Wednesday, November 12, 2008

Sarah's Long Kiss Goodbye On Television

Vaya con dios tambien, senorita, tu "betchada".

From a Yglesias reader commenting on Sarah Palin's prospects in 2012:

[L]osing VP’s don’t take blame. But their track record post-defeat is abysmal. It’s a sure way to never get elected President, and almost as sure a way to never get your party’s nomination. Here’s a list, pre-Palin:

John Edwards
Joe Lieberman
Jack Kemp
Dan Quayle
Lloyd Bentsen
Geraldine Ferraro
Walter Mondale (and he had already won once)
Bob Dole (here’s an exception - helped out, perhaps, by the fact that no one seems to remember him being Ford’s running mate)
Sergeant Shriver
Edward Muskie
William Miller
Henry Cabot Lodge
Estes Kefauver
John Sparkman
Earl Warren (yeah, he became Chief Justice, but his political career was finished)
John Bricker
Charles McNary
Frank Knox (FDR kindly put him in his cabinet after trouncing him and Landon in 1936)
Charles Curtis
Joseph Robinson (he did become Senate Majority Leader and a key FDR ally after his defeat)Charles W. Bryan (went on to lose his gubernatorial campaign in Nebraska)FDR (big-time exception)
Charles Fairbanks
(went back to practicing law in Indianapolis)
Nicholas Murray Butler
Hiram Johnson (Taft and TR’s veeps, respectively)
John Worth Kern
Henry Gassaway Davis (fun fact - he was 81 when he was nominated to be Vice President. I guess the Dems realized they had no shot at TR)
Adlai Stevenson
Adlai Stevenson’s grandfatherArthur Sewall, a Swedenborgian shipbuilder

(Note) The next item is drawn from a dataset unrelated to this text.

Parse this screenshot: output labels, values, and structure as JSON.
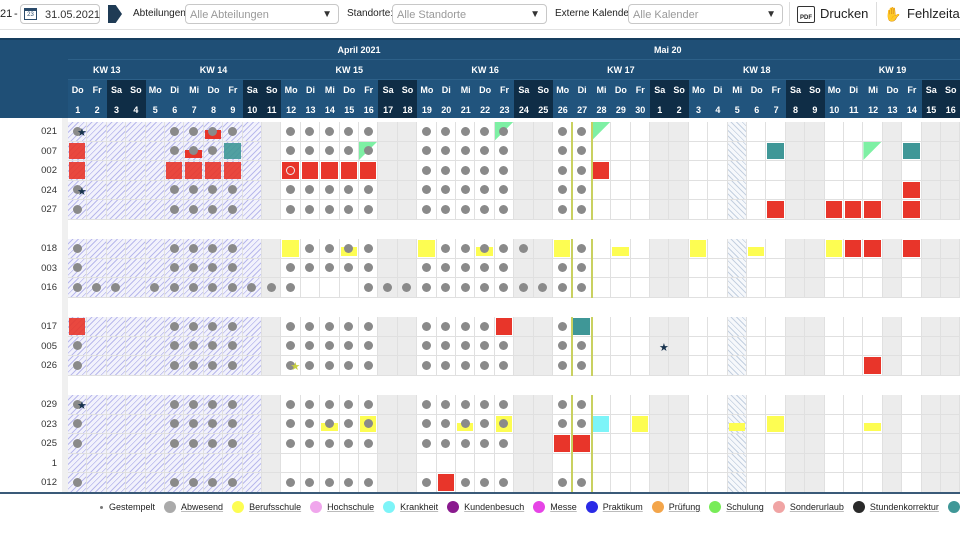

So from 1896-2004, losing Vice Presidential nominees went on to be elected President once, and nominated by their party three times.

A veritable "who's who" list of political also-rans, has-been's and never-was's. Perhaps Palin is gearing up to challenge Rachel Ray in 2012 with her indomitable moose stew.

No comments: